- _ACTION ITEM_: Would you restate the full listing word for word and omit its pictures?

- _DATA EXCERPTS_:
⁂
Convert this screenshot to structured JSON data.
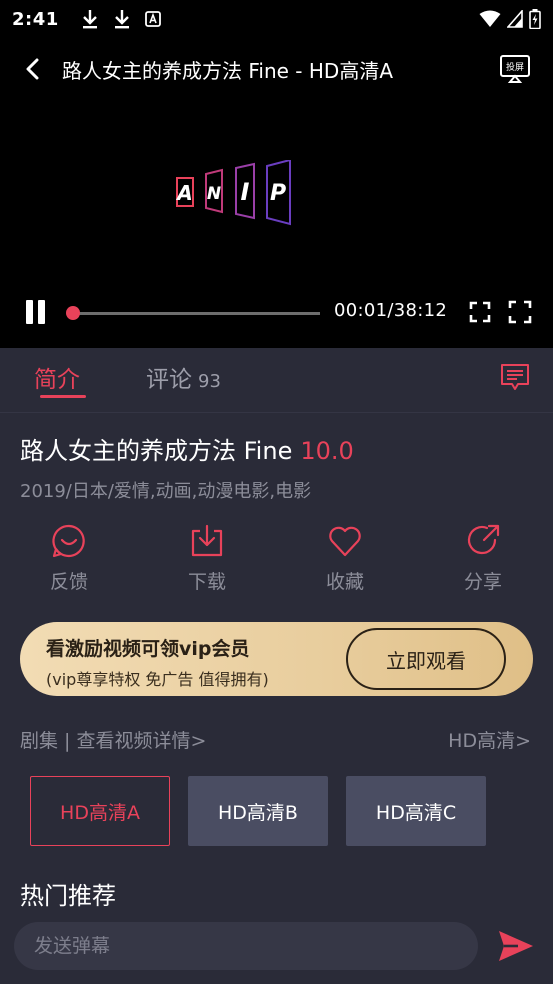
{
  "status_bar": {
    "time": "2:41"
  },
  "player": {
    "title": "路人女主的养成方法 Fine - HD高清A",
    "cast_label": "投屏",
    "logo_letters": [
      "A",
      "N",
      "I",
      "P"
    ],
    "current_time": "00:01",
    "duration": "38:12",
    "time_display": "00:01/38:12",
    "progress_fraction": 0.0004
  },
  "tabs": [
    {
      "label": "简介",
      "active": true
    },
    {
      "label": "评论",
      "count": "93",
      "active": false
    }
  ],
  "info": {
    "title": "路人女主的养成方法 Fine",
    "rating": "10.0",
    "meta": "2019/日本/爱情,动画,动漫电影,电影"
  },
  "actions": [
    {
      "label": "反馈",
      "icon": "feedback-icon"
    },
    {
      "label": "下载",
      "icon": "download-icon"
    },
    {
      "label": "收藏",
      "icon": "heart-icon"
    },
    {
      "label": "分享",
      "icon": "share-icon"
    }
  ],
  "vip": {
    "title": "看激励视频可领vip会员",
    "subtitle": "(vip尊享特权 免广告 值得拥有)",
    "button": "立即观看"
  },
  "episodes": {
    "header_left": "剧集 | 查看视频详情>",
    "header_right": "HD高清>",
    "items": [
      "HD高清A",
      "HD高清B",
      "HD高清C"
    ],
    "selected": 0
  },
  "recommend_title": "热门推荐",
  "danmaku": {
    "placeholder": "发送弹幕"
  },
  "colors": {
    "accent": "#e8425a",
    "background": "#2a2b38",
    "player_bg": "#000000",
    "muted_text": "#8c8d99",
    "episode_bg": "#4a4d62",
    "vip_gold": "#e8cd9d"
  }
}
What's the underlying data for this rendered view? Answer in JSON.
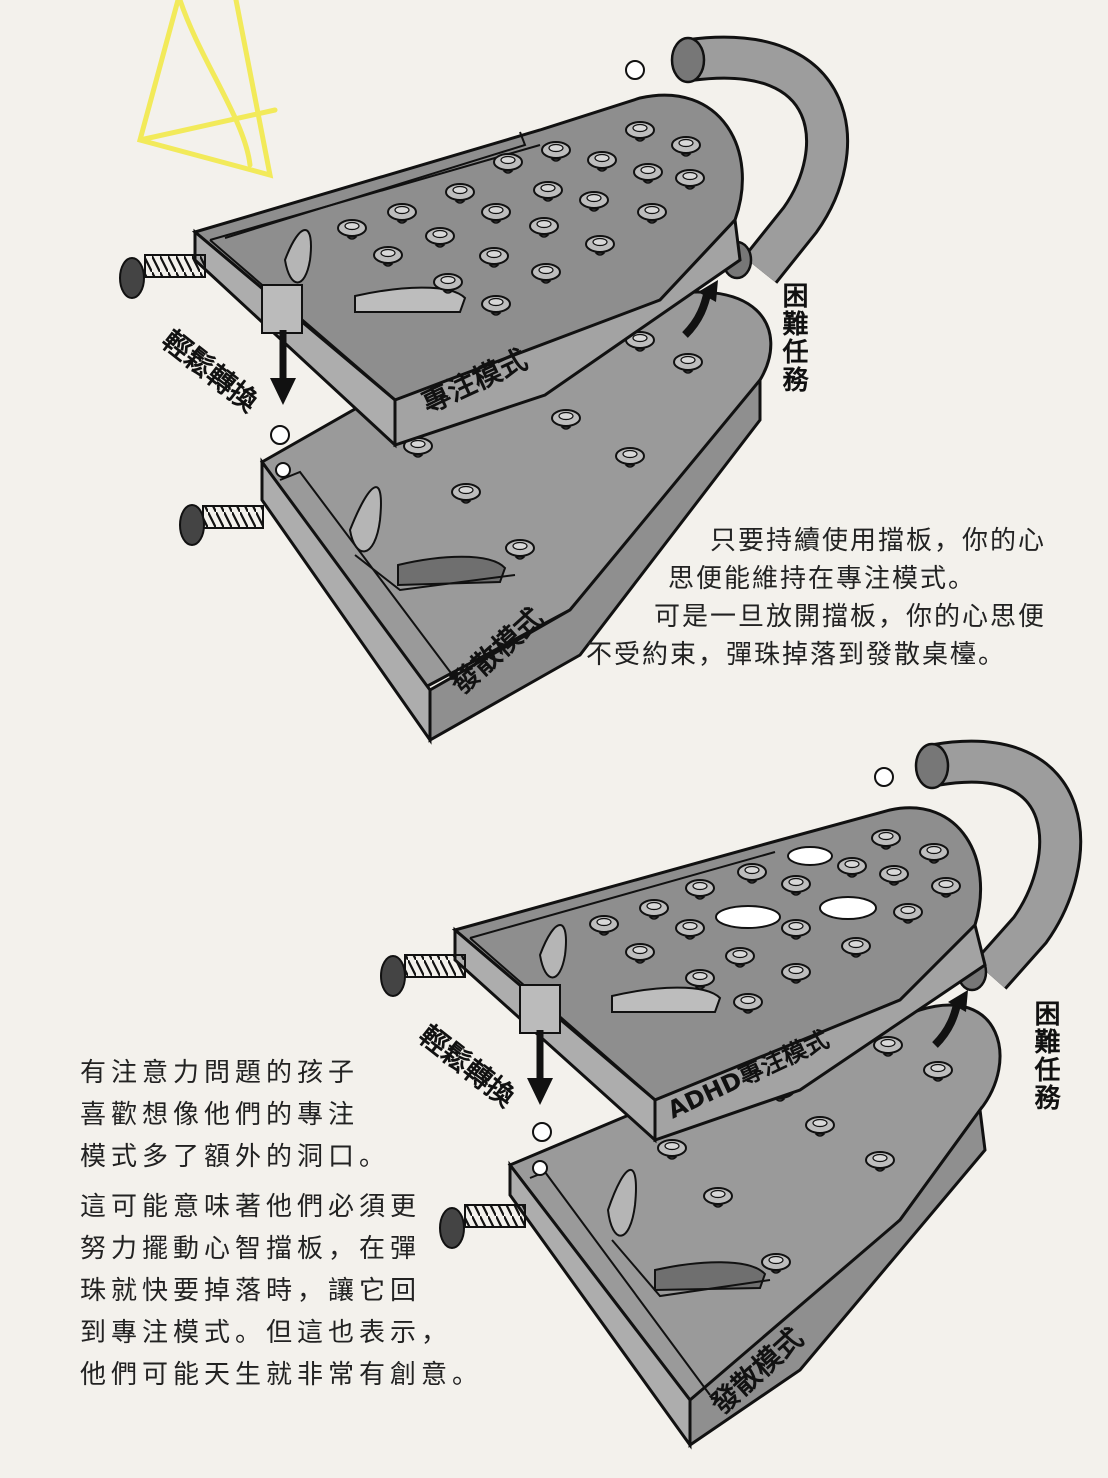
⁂
- _ANSWER SPACE_:
Convert this screenshot to structured JSON data.
{
  "status_bar": {
    "time": "2:41"
  },
  "player": {
    "title": "路人女主的养成方法 Fine - HD高清A",
    "cast_label": "投屏",
    "logo_letters": [
      "A",
      "N",
      "I",
      "P"
    ],
    "current_time": "00:01",
    "duration": "38:12",
    "time_display": "00:01/38:12",
    "progress_fraction": 0.0004
  },
  "tabs": [
    {
      "label": "简介",
      "active": true
    },
    {
      "label": "评论",
      "count": "93",
      "active": false
    }
  ],
  "info": {
    "title": "路人女主的养成方法 Fine",
    "rating": "10.0",
    "meta": "2019/日本/爱情,动画,动漫电影,电影"
  },
  "actions": [
    {
      "label": "反馈",
      "icon": "feedback-icon"
    },
    {
      "label": "下载",
      "icon": "download-icon"
    },
    {
      "label": "收藏",
      "icon": "heart-icon"
    },
    {
      "label": "分享",
      "icon": "share-icon"
    }
  ],
  "vip": {
    "title": "看激励视频可领vip会员",
    "subtitle": "(vip尊享特权 免广告 值得拥有)",
    "button": "立即观看"
  },
  "episodes": {
    "header_left": "剧集 | 查看视频详情>",
    "header_right": "HD高清>",
    "items": [
      "HD高清A",
      "HD高清B",
      "HD高清C"
    ],
    "selected": 0
  },
  "recommend_title": "热门推荐",
  "danmaku": {
    "placeholder": "发送弹幕"
  },
  "colors": {
    "accent": "#e8425a",
    "background": "#2a2b38",
    "player_bg": "#000000",
    "muted_text": "#8c8d99",
    "episode_bg": "#4a4d62",
    "vip_gold": "#e8cd9d"
  }
}
What's the underlying data for this rendered view? Answer in JSON.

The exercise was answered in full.